In looking at these images of athletes at the top level of the sport, we must understand a few important facts. Putting aside the question of doping (a whole can of worms for another day), these athletes are professionals for a reason, namely that they are prodigiously talented. This is not to say that they do not train and prepare vigorously, but simply that a high level of talent is a prerequisite for achievement at the top level of the sport. Talent has many facets, one of which is body type. Simply put, the Darwinian process of victory has selected for athletes that not only have huge engines but are also predisposed to being relatively skinny. More importantly, though, is the fact that being at the top level of the sport requires attention to every detail that affects performance. They have already maximized the effectiveness of their training, perfected their position on the bike, and ensured the relative supremacy of their equipment.

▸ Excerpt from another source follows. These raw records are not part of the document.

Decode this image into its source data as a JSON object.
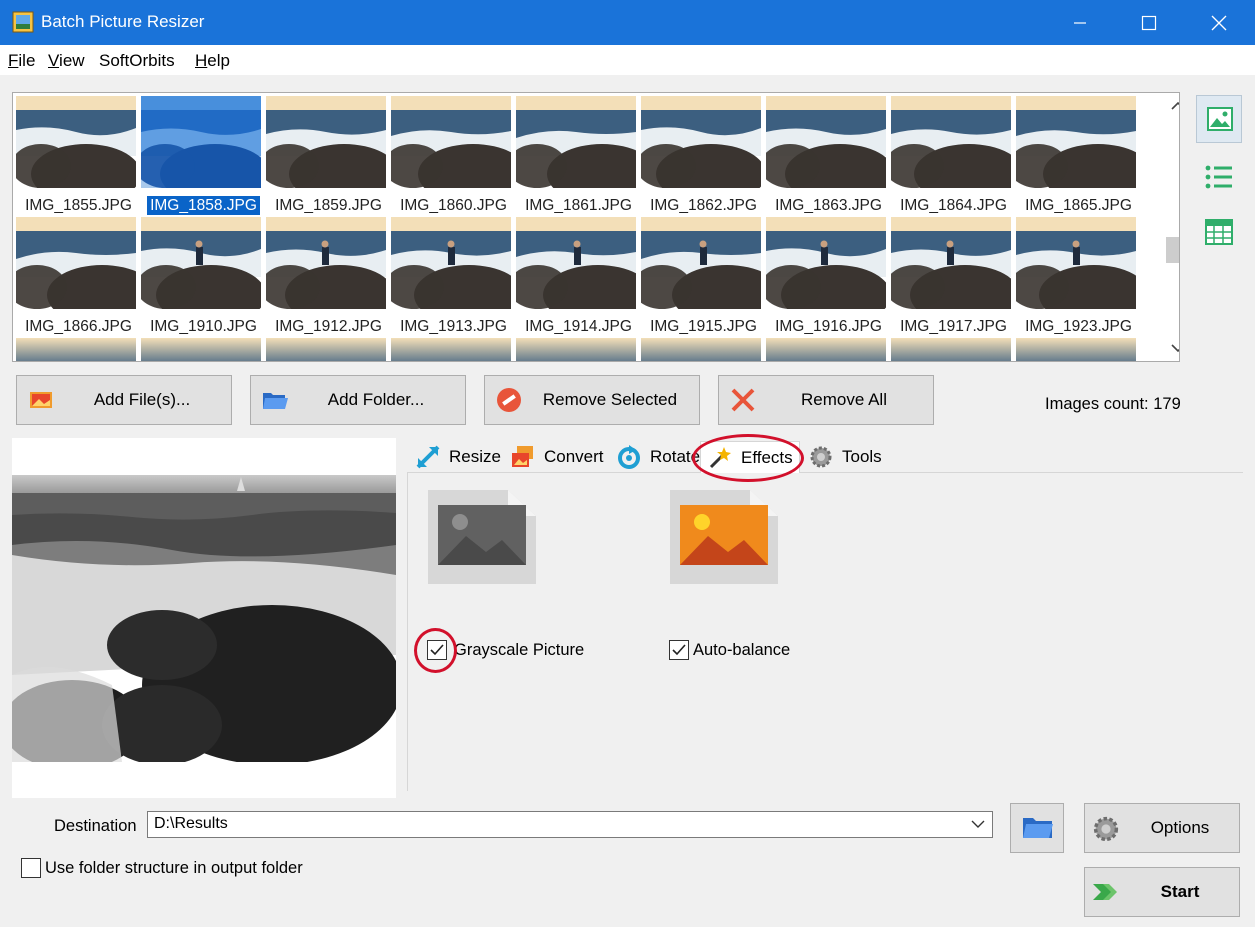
{
  "window": {
    "title": "Batch Picture Resizer"
  },
  "menu": [
    {
      "label": "File",
      "u": "F",
      "rest": "ile"
    },
    {
      "label": "View",
      "u": "V",
      "rest": "iew"
    },
    {
      "label": "SoftOrbits",
      "u": "",
      "rest": "SoftOrbits"
    },
    {
      "label": "Help",
      "u": "H",
      "rest": "elp"
    }
  ],
  "thumbnails": [
    [
      "IMG_1855.JPG",
      "IMG_1858.JPG",
      "IMG_1859.JPG",
      "IMG_1860.JPG",
      "IMG_1861.JPG",
      "IMG_1862.JPG",
      "IMG_1863.JPG",
      "IMG_1864.JPG",
      "IMG_1865.JPG"
    ],
    [
      "IMG_1866.JPG",
      "IMG_1910.JPG",
      "IMG_1912.JPG",
      "IMG_1913.JPG",
      "IMG_1914.JPG",
      "IMG_1915.JPG",
      "IMG_1916.JPG",
      "IMG_1917.JPG",
      "IMG_1923.JPG"
    ]
  ],
  "selected_thumbnail": "IMG_1858.JPG",
  "actions": {
    "add_files": "Add File(s)...",
    "add_folder": "Add Folder...",
    "remove_selected": "Remove Selected",
    "remove_all": "Remove All"
  },
  "images_count": "Images count: 179",
  "tabs": {
    "resize": "Resize",
    "convert": "Convert",
    "rotate": "Rotate",
    "effects": "Effects",
    "tools": "Tools"
  },
  "active_tab": "Effects",
  "effects": {
    "grayscale_label": "Grayscale Picture",
    "grayscale_checked": true,
    "autobalance_label": "Auto-balance",
    "autobalance_checked": true
  },
  "destination": {
    "label": "Destination",
    "value": "D:\\Results"
  },
  "folder_structure": {
    "label": "Use folder structure in output folder",
    "checked": false
  },
  "buttons": {
    "options": "Options",
    "start": "Start"
  },
  "colors": {
    "titlebar": "#1a73d9",
    "selection": "#0a64c8",
    "highlight_ring": "#d2102b"
  }
}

During almost every group ride or training session I overhear talk of losing weight or being overweight, and I must confess being guilty of participating in such talk at times. When it comes down to it, however, performance gains realized through weight loss are usually quite small, depending on how much weight an athlete has to lose, especially compared to the performance gains realized by concentrating on increasing sustainable power. Even on a climb such as Crystal Mountain, the state Hill Climb Championship course, a 5 lb weight loss is easily out-matched by a 7 watt gain in sustainable power for an average rider. Moreover, the side effects of trying to cut weight too quickly and the reduced quality of life inherent in counting calories can also outweigh the potential performance gains. In other words, chill out people. Significant progress can be made simply by maximizing your nutritional regime with respect to your training as well as general food intake. Rather than thinking simply about weight as holding us back or something to reduce, we should think more broadly about general health and proper nutrition first. You will probably not be able to "diet" your way to being faster on the bike, but if you take a hard look at what you put into your body and ensure you eat a selection of highly nutritious food and leave out those foods we know are "bad" for us, you will enjoy better overall health and weight loss will probably follow.
I am not a nutritionist, and there is plenty of information out there on healthful nutrition for the endurance athlete. It's pretty simple, though: eat food that our bodies can use efficiently and provide valuable nutrients in addition to calories, and don't eat those that do not (refined sugars, alcohol, refined grains, etc); time food consumption around ride time; eat moderate amounts.
Body weight is, strictly speaking, a component of performance. It is, however, one small component that frequently receives far more attention than it deserves among other components that have a much larger return on investment for improving performance, in terms of time and energy spent. Here in the endurance sport community, we need to re-frame the topic of weight loss in terms of overall nutrition and health. For all the time spent thinking about how much weight we need to lose, going on a diet, breaking that diet, bonking on a training ride, we could be thinking about and affecting real changes in our complete nutrition that benefit our overall health and are sustainable for years down the road.